* [SUPPLIED DATA]
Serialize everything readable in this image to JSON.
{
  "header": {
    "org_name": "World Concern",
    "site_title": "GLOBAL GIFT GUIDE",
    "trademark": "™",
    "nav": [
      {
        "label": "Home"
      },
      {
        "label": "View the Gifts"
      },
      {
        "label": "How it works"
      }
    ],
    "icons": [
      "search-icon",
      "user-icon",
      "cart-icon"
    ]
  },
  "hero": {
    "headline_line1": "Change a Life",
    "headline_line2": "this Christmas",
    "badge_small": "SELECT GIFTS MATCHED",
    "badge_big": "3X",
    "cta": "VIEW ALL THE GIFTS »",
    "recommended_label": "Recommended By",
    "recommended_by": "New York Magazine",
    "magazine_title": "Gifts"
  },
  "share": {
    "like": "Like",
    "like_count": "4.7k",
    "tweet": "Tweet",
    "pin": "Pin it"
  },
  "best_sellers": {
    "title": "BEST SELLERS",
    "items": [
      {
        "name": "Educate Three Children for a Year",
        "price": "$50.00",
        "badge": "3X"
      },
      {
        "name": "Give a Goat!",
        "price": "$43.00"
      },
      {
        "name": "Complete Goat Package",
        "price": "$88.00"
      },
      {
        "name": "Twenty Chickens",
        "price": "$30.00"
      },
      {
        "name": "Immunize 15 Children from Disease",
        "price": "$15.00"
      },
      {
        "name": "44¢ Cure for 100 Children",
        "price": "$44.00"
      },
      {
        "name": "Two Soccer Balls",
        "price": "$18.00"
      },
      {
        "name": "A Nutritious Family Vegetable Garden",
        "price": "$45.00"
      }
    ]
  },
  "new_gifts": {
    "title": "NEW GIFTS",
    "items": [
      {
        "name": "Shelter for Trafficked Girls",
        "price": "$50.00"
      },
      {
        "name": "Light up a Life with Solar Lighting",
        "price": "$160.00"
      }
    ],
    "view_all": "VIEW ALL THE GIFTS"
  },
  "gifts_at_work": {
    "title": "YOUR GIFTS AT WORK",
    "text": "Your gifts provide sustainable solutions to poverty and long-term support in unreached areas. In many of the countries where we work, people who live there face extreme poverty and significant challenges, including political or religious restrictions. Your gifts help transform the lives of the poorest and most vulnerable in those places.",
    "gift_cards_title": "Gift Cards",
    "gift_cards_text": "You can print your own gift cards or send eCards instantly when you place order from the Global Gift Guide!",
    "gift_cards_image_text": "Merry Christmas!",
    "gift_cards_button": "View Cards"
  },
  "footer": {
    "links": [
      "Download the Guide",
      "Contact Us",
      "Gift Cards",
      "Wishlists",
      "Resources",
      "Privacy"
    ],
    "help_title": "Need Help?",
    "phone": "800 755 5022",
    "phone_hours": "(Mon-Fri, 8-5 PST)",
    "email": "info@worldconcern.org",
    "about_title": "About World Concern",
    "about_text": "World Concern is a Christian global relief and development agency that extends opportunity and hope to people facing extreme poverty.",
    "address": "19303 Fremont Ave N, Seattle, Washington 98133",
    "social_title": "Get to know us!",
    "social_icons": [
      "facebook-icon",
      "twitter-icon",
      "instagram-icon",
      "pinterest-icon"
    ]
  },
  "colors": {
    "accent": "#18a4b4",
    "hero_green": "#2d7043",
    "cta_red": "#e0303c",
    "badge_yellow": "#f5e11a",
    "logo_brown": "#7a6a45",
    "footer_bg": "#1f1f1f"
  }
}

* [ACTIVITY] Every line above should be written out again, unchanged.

* [FINISHED EXERCISE]
Serialize everything readable in this image to JSON.
{
  "header": {
    "org_name": "World Concern",
    "site_title": "GLOBAL GIFT GUIDE",
    "trademark": "™",
    "nav": [
      {
        "label": "Home"
      },
      {
        "label": "View the Gifts"
      },
      {
        "label": "How it works"
      }
    ],
    "icons": [
      "search-icon",
      "user-icon",
      "cart-icon"
    ]
  },
  "hero": {
    "headline_line1": "Change a Life",
    "headline_line2": "this Christmas",
    "badge_small": "SELECT GIFTS MATCHED",
    "badge_big": "3X",
    "cta": "VIEW ALL THE GIFTS »",
    "recommended_label": "Recommended By",
    "recommended_by": "New York Magazine",
    "magazine_title": "Gifts"
  },
  "share": {
    "like": "Like",
    "like_count": "4.7k",
    "tweet": "Tweet",
    "pin": "Pin it"
  },
  "best_sellers": {
    "title": "BEST SELLERS",
    "items": [
      {
        "name": "Educate Three Children for a Year",
        "price": "$50.00",
        "badge": "3X"
      },
      {
        "name": "Give a Goat!",
        "price": "$43.00"
      },
      {
        "name": "Complete Goat Package",
        "price": "$88.00"
      },
      {
        "name": "Twenty Chickens",
        "price": "$30.00"
      },
      {
        "name": "Immunize 15 Children from Disease",
        "price": "$15.00"
      },
      {
        "name": "44¢ Cure for 100 Children",
        "price": "$44.00"
      },
      {
        "name": "Two Soccer Balls",
        "price": "$18.00"
      },
      {
        "name": "A Nutritious Family Vegetable Garden",
        "price": "$45.00"
      }
    ]
  },
  "new_gifts": {
    "title": "NEW GIFTS",
    "items": [
      {
        "name": "Shelter for Trafficked Girls",
        "price": "$50.00"
      },
      {
        "name": "Light up a Life with Solar Lighting",
        "price": "$160.00"
      }
    ],
    "view_all": "VIEW ALL THE GIFTS"
  },
  "gifts_at_work": {
    "title": "YOUR GIFTS AT WORK",
    "text": "Your gifts provide sustainable solutions to poverty and long-term support in unreached areas. In many of the countries where we work, people who live there face extreme poverty and significant challenges, including political or religious restrictions. Your gifts help transform the lives of the poorest and most vulnerable in those places.",
    "gift_cards_title": "Gift Cards",
    "gift_cards_text": "You can print your own gift cards or send eCards instantly when you place order from the Global Gift Guide!",
    "gift_cards_image_text": "Merry Christmas!",
    "gift_cards_button": "View Cards"
  },
  "footer": {
    "links": [
      "Download the Guide",
      "Contact Us",
      "Gift Cards",
      "Wishlists",
      "Resources",
      "Privacy"
    ],
    "help_title": "Need Help?",
    "phone": "800 755 5022",
    "phone_hours": "(Mon-Fri, 8-5 PST)",
    "email": "info@worldconcern.org",
    "about_title": "About World Concern",
    "about_text": "World Concern is a Christian global relief and development agency that extends opportunity and hope to people facing extreme poverty.",
    "address": "19303 Fremont Ave N, Seattle, Washington 98133",
    "social_title": "Get to know us!",
    "social_icons": [
      "facebook-icon",
      "twitter-icon",
      "instagram-icon",
      "pinterest-icon"
    ]
  },
  "colors": {
    "accent": "#18a4b4",
    "hero_green": "#2d7043",
    "cta_red": "#e0303c",
    "badge_yellow": "#f5e11a",
    "logo_brown": "#7a6a45",
    "footer_bg": "#1f1f1f"
  }
}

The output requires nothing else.